In 2010, editorials published in Nature highlighted that male animals and cells still dominated preclinical studies. In 2016, the NIH issued a statement requiring the inclusion of sex as a biological variable in NIH grant applications for all preclinical research involving humans and animals. Despite the regulations, recent studies have shown that sex bias is still prevalent in many disciplines ranging from general surgery to neurology. I presented a snapshot of my work at the meeting highlighting similar bias in otolaryngology clinical research. Overall, the discussion on sex and gender medicine had a message similar to many hot topics at the meeting — we have gained momentum, but we are not yet at the finish line.
Equity in Healthcare
For the very first time in American history, females now outnumber males in medical school. This is perhaps the most widely celebrated fact each time the subject of gender equity in healthcare is discussed in 2018. However, this new statistic signifies another, rather unfortunate one: the disparity between women in healthcare and women in healthcare leadership is now at an extreme given the few female department chairs, deans, and c-suite executives. As a surgical subspecialty resident, I can attest to this: 3% of department chairs within my specialty are women. Since women are still minorities in surgical disciplines, disparities in leadership may be attributed partly to a catch-up effect from decades of under-representation and exclusion. However, Dr. Ora Pescovitz discussed in her keynote speech that implicit bias continues to play a significant role in the promotion (or lack thereof) of women in medicine. To tackle this widening gap, AMWA is in the process of launching a “Fixing the Leaky Pipeline” initiative to address the professional development of women in all phases of their medical careers.
In January 2018, prior to the shooting at Marjory Stoneman Douglas High School, the JAMA Network Editors published an editorial across all JAMA journals titled “Death by Gun Violence — A Public Health Crisis.” A press release this February from the AMWA Gun Violence Prevention Task Force (established in 2015) similarly declared gun violence a major public health threat. In a riveting discussion, trauma surgeon and leader of the task force, Dr. Stephanie Bonne discussed several grave facts and figures:
- Over 17,000 children are shot every year in the United States
- American children between the ages of 5–14 are 17 times more likely to be murdered by a gun
- Gun violence disproportionately impacts women, children, minorities, and those with mental illnesses
This year’s AMWA meeting dates coincided with the March for Our Lives in Washington, DC. In solidarity from a distance, AMWA members wore orange T-shirts declaring “Gun Violence is a Public Health Issue.” The Gun Violence Prevention Task Force, now more vitalized than ever, continues to conduct grassroots work across medical institutions around the country.

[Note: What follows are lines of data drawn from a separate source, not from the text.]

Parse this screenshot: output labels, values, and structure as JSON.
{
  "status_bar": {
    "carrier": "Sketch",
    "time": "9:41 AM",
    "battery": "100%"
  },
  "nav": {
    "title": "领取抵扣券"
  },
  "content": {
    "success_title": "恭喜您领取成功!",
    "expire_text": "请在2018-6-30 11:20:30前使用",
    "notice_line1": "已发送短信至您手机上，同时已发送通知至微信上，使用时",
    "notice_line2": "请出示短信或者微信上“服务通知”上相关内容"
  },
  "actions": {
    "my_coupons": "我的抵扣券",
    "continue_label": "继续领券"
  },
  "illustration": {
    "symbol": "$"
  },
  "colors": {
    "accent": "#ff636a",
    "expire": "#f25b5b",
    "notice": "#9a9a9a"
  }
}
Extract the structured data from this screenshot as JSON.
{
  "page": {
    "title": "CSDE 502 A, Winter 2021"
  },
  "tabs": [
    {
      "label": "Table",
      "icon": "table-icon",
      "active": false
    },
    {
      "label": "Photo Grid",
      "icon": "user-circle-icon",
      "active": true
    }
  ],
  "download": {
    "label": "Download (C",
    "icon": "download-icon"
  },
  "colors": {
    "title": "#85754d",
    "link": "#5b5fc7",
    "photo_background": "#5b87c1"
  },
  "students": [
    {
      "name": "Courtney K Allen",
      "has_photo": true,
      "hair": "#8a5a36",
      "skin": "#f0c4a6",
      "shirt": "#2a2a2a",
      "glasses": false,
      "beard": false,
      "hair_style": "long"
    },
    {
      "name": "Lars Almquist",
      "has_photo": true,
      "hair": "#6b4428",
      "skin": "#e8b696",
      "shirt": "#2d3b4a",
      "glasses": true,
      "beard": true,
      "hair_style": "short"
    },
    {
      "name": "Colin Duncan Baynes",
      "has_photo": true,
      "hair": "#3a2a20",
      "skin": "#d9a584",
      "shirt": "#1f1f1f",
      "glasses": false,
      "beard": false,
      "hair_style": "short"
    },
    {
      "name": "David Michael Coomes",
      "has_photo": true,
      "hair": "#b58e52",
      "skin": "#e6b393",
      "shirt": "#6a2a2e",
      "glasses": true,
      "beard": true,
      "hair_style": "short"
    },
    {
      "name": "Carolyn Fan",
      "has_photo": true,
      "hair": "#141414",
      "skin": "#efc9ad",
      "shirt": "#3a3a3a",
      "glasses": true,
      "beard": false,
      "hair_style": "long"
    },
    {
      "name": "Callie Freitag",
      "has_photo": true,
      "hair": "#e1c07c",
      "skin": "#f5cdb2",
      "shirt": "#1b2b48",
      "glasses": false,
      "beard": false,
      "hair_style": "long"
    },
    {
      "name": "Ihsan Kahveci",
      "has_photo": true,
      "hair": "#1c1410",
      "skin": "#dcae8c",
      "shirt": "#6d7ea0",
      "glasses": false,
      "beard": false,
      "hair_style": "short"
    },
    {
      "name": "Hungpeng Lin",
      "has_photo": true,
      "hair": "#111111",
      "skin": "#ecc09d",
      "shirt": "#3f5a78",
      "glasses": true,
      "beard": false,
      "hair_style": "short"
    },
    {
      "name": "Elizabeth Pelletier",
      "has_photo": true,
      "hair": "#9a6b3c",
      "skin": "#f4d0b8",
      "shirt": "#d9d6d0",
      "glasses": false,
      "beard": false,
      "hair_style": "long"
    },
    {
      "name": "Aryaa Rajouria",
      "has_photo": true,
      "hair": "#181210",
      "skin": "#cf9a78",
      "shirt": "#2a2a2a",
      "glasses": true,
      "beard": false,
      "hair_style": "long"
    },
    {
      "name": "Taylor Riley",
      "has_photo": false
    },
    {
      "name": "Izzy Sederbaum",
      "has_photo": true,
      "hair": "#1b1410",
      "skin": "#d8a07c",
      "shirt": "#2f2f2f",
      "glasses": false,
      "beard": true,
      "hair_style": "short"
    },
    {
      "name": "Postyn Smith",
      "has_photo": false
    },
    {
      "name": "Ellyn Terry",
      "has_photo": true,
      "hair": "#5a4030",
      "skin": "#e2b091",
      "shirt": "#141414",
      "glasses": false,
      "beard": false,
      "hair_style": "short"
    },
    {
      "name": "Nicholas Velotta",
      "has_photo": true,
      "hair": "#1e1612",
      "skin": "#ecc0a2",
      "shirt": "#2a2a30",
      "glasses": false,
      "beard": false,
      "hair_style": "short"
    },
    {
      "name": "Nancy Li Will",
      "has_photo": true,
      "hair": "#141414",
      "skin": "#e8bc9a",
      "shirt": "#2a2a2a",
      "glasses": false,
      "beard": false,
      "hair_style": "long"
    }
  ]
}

In a changing world, we find ourselves redirecting our attention and efforts to rising tides that threaten the progress and well-being of our society. But we are not redefining what and who we’re fighting for which has been equity in all facets of life for all people. In the age of #ILookLikeASurgeon and #IAmBlackwell, female physicians around the country are leading movements within a larger, amalgamated undertaking for equity and justice. We invite you to be a part of it.
Dr. Zainab Farzal is a surgeon-scientist track resident physician in the Department of Otolaryngology-Head & Neck Surgery at the University of North Carolina at Chapel Hill.